• Task requirements
Could you output the entries that follow exactly, omitting any pictures they contain?

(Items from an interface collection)
%%

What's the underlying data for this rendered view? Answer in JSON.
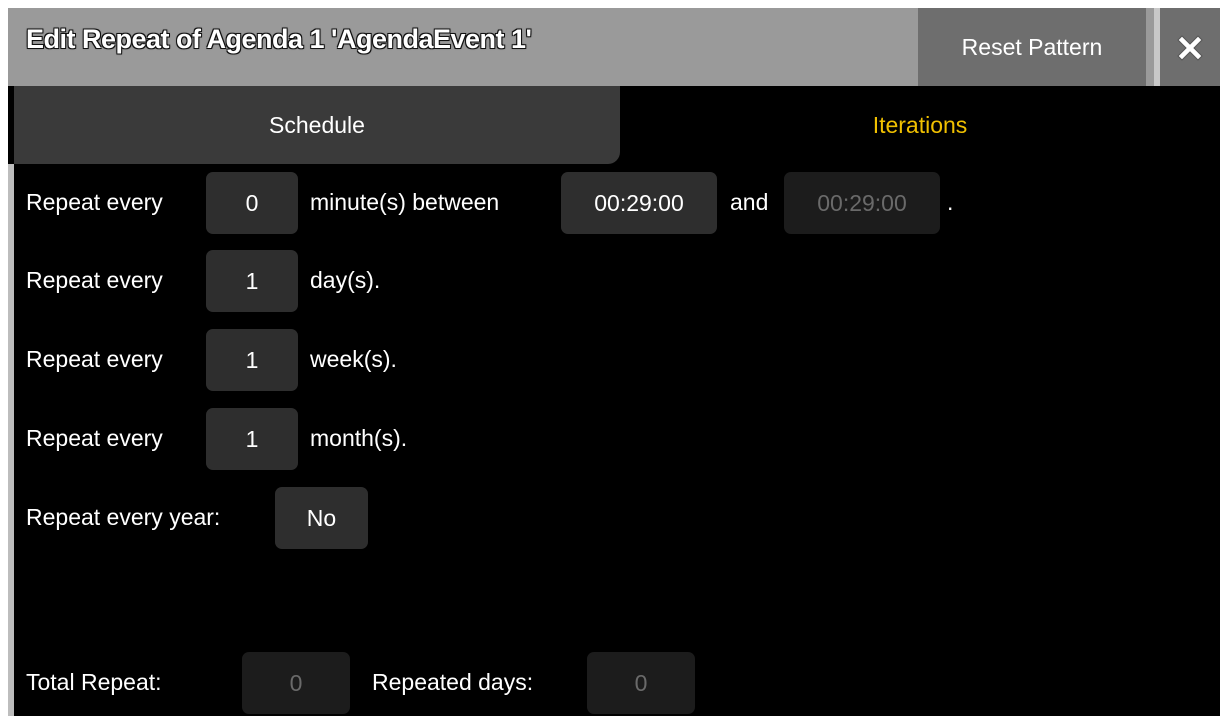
{
  "window": {
    "title": "Edit Repeat of Agenda 1 'AgendaEvent 1'",
    "reset_label": "Reset Pattern",
    "close_icon": "close-icon"
  },
  "tabs": [
    {
      "label": "Schedule",
      "active": true
    },
    {
      "label": "Iterations",
      "active": false,
      "color": "#f0c000"
    }
  ],
  "schedule": {
    "minutes": {
      "label": "Repeat every",
      "value": "0",
      "suffix": "minute(s) between",
      "start": "00:29:00",
      "and": "and",
      "end": "00:29:00",
      "end_suffix": "."
    },
    "days": {
      "label": "Repeat every",
      "value": "1",
      "suffix": "day(s)."
    },
    "weeks": {
      "label": "Repeat every",
      "value": "1",
      "suffix": "week(s)."
    },
    "months": {
      "label": "Repeat every",
      "value": "1",
      "suffix": "month(s)."
    },
    "year": {
      "label": "Repeat every year:",
      "value": "No"
    }
  },
  "totals": {
    "total_label": "Total Repeat:",
    "total_value": "0",
    "days_label": "Repeated days:",
    "days_value": "0"
  }
}
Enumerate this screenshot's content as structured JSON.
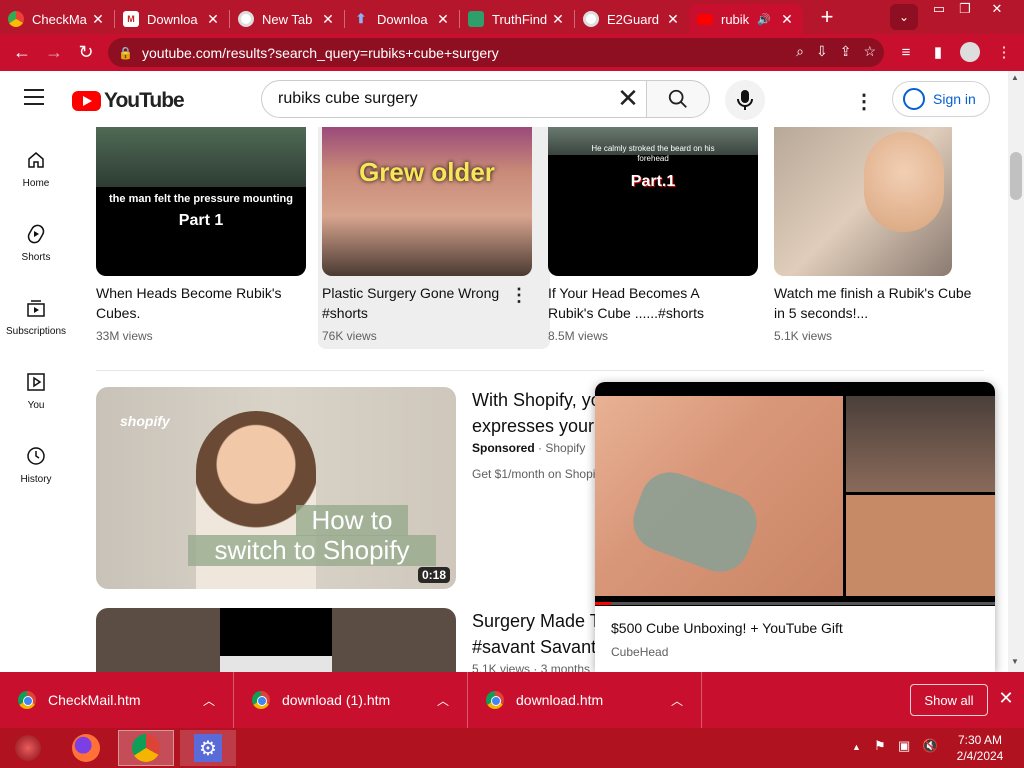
{
  "browser": {
    "tabs": [
      {
        "label": "CheckMa",
        "favicon": "chrome-icon"
      },
      {
        "label": "Downloa",
        "favicon": "gmail-icon"
      },
      {
        "label": "New Tab",
        "favicon": "chrome-icon"
      },
      {
        "label": "Downloa",
        "favicon": "upload-icon"
      },
      {
        "label": "TruthFind",
        "favicon": "truthfinder-icon"
      },
      {
        "label": "E2Guard",
        "favicon": "chrome-icon"
      },
      {
        "label": "rubik",
        "favicon": "youtube-icon",
        "active": true
      }
    ],
    "url": "youtube.com/results?search_query=rubiks+cube+surgery",
    "accent_color": "#c8102e"
  },
  "youtube": {
    "logo_text": "YouTube",
    "search_value": "rubiks cube surgery",
    "signin_label": "Sign in",
    "guide": [
      {
        "label": "Home",
        "icon": "home-icon"
      },
      {
        "label": "Shorts",
        "icon": "shorts-icon"
      },
      {
        "label": "Subscriptions",
        "icon": "subscriptions-icon"
      },
      {
        "label": "You",
        "icon": "you-icon"
      },
      {
        "label": "History",
        "icon": "history-icon"
      }
    ],
    "shorts": [
      {
        "title": "When Heads Become Rubik's Cubes.",
        "views": "33M views",
        "caption1": "the man felt the pressure mounting",
        "caption2": "Part 1"
      },
      {
        "title": "Plastic Surgery Gone Wrong #shorts",
        "views": "76K views",
        "caption1": "Grew older"
      },
      {
        "title": "If Your Head Becomes A Rubik's Cube ......#shorts",
        "views": "8.5M views",
        "caption1": "He calmly stroked the beard on his forehead",
        "caption2": "Part.1"
      },
      {
        "title": "Watch me finish a Rubik's Cube in 5 seconds!...",
        "views": "5.1K views"
      }
    ],
    "ad": {
      "title_line1": "With Shopify, yo",
      "title_line2": "expresses your",
      "sponsored": "Sponsored",
      "sponsor": "Shopify",
      "desc": "Get $1/month on Shopi",
      "thumb_brand": "shopify",
      "thumb_text1": "How to",
      "thumb_text2": "switch to Shopify",
      "duration": "0:18"
    },
    "video2": {
      "title_line1": "Surgery Made T",
      "title_line2": "#savant Savant",
      "meta": "5.1K views · 3 months"
    },
    "miniplayer": {
      "title": "$500 Cube Unboxing! + YouTube Gift",
      "channel": "CubeHead"
    }
  },
  "downloads": {
    "items": [
      "CheckMail.htm",
      "download (1).htm",
      "download.htm"
    ],
    "show_all": "Show all"
  },
  "taskbar": {
    "time": "7:30 AM",
    "date": "2/4/2024"
  }
}
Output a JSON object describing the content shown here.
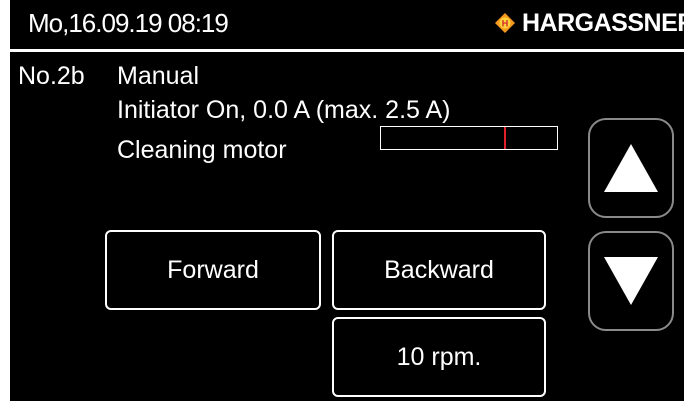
{
  "header": {
    "datetime": "Mo,16.09.19 08:19",
    "brand": "HARGASSNER",
    "logo_icon": "hargassner-diamond-logo-icon",
    "brand_colors": {
      "logo_fill": "#f39a1e",
      "logo_letter": "#d3242b"
    }
  },
  "component": {
    "number": "No.2b",
    "mode": "Manual",
    "initiator_status": "Initiator On, 0.0 A (max. 2.5 A)",
    "motor_label": "Cleaning motor"
  },
  "meter": {
    "current_a": 0.0,
    "max_a": 2.5,
    "marker_fraction": 0.7,
    "marker_color": "#e0202a"
  },
  "buttons": {
    "forward": "Forward",
    "backward": "Backward",
    "speed": "10 rpm."
  },
  "navigation": {
    "up_icon": "arrow-up-icon",
    "down_icon": "arrow-down-icon"
  }
}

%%

• Task response
What's the underlying data for this rendered view? Answer in JSON.
{
  "window": {
    "title": "Edit Repeat of Agenda 1 'AgendaEvent 1'",
    "reset_label": "Reset Pattern",
    "close_icon": "close-icon"
  },
  "tabs": [
    {
      "label": "Schedule",
      "active": true
    },
    {
      "label": "Iterations",
      "active": false,
      "color": "#f0c000"
    }
  ],
  "schedule": {
    "minutes": {
      "label": "Repeat every",
      "value": "0",
      "suffix": "minute(s) between",
      "start": "00:29:00",
      "and": "and",
      "end": "00:29:00",
      "end_suffix": "."
    },
    "days": {
      "label": "Repeat every",
      "value": "1",
      "suffix": "day(s)."
    },
    "weeks": {
      "label": "Repeat every",
      "value": "1",
      "suffix": "week(s)."
    },
    "months": {
      "label": "Repeat every",
      "value": "1",
      "suffix": "month(s)."
    },
    "year": {
      "label": "Repeat every year:",
      "value": "No"
    }
  },
  "totals": {
    "total_label": "Total Repeat:",
    "total_value": "0",
    "days_label": "Repeated days:",
    "days_value": "0"
  }
}
Enumerate this screenshot's content as structured JSON.
{
  "browser": {
    "tabs": [
      {
        "label": "CheckMa",
        "favicon": "chrome-icon"
      },
      {
        "label": "Downloa",
        "favicon": "gmail-icon"
      },
      {
        "label": "New Tab",
        "favicon": "chrome-icon"
      },
      {
        "label": "Downloa",
        "favicon": "upload-icon"
      },
      {
        "label": "TruthFind",
        "favicon": "truthfinder-icon"
      },
      {
        "label": "E2Guard",
        "favicon": "chrome-icon"
      },
      {
        "label": "rubik",
        "favicon": "youtube-icon",
        "active": true
      }
    ],
    "url": "youtube.com/results?search_query=rubiks+cube+surgery",
    "accent_color": "#c8102e"
  },
  "youtube": {
    "logo_text": "YouTube",
    "search_value": "rubiks cube surgery",
    "signin_label": "Sign in",
    "guide": [
      {
        "label": "Home",
        "icon": "home-icon"
      },
      {
        "label": "Shorts",
        "icon": "shorts-icon"
      },
      {
        "label": "Subscriptions",
        "icon": "subscriptions-icon"
      },
      {
        "label": "You",
        "icon": "you-icon"
      },
      {
        "label": "History",
        "icon": "history-icon"
      }
    ],
    "shorts": [
      {
        "title": "When Heads Become Rubik's Cubes.",
        "views": "33M views",
        "caption1": "the man felt the pressure mounting",
        "caption2": "Part 1"
      },
      {
        "title": "Plastic Surgery Gone Wrong #shorts",
        "views": "76K views",
        "caption1": "Grew older"
      },
      {
        "title": "If Your Head Becomes A Rubik's Cube ......#shorts",
        "views": "8.5M views",
        "caption1": "He calmly stroked the beard on his forehead",
        "caption2": "Part.1"
      },
      {
        "title": "Watch me finish a Rubik's Cube in 5 seconds!...",
        "views": "5.1K views"
      }
    ],
    "ad": {
      "title_line1": "With Shopify, yo",
      "title_line2": "expresses your",
      "sponsored": "Sponsored",
      "sponsor": "Shopify",
      "desc": "Get $1/month on Shopi",
      "thumb_brand": "shopify",
      "thumb_text1": "How to",
      "thumb_text2": "switch to Shopify",
      "duration": "0:18"
    },
    "video2": {
      "title_line1": "Surgery Made T",
      "title_line2": "#savant Savant",
      "meta": "5.1K views · 3 months"
    },
    "miniplayer": {
      "title": "$500 Cube Unboxing! + YouTube Gift",
      "channel": "CubeHead"
    }
  },
  "downloads": {
    "items": [
      "CheckMail.htm",
      "download (1).htm",
      "download.htm"
    ],
    "show_all": "Show all"
  },
  "taskbar": {
    "time": "7:30 AM",
    "date": "2/4/2024"
  }
}
Output a JSON object describing the content shown here.
{
  "header": {
    "datetime": "Mo,16.09.19 08:19",
    "brand": "HARGASSNER",
    "logo_icon": "hargassner-diamond-logo-icon",
    "brand_colors": {
      "logo_fill": "#f39a1e",
      "logo_letter": "#d3242b"
    }
  },
  "component": {
    "number": "No.2b",
    "mode": "Manual",
    "initiator_status": "Initiator On, 0.0 A (max. 2.5 A)",
    "motor_label": "Cleaning motor"
  },
  "meter": {
    "current_a": 0.0,
    "max_a": 2.5,
    "marker_fraction": 0.7,
    "marker_color": "#e0202a"
  },
  "buttons": {
    "forward": "Forward",
    "backward": "Backward",
    "speed": "10 rpm."
  },
  "navigation": {
    "up_icon": "arrow-up-icon",
    "down_icon": "arrow-down-icon"
  }
}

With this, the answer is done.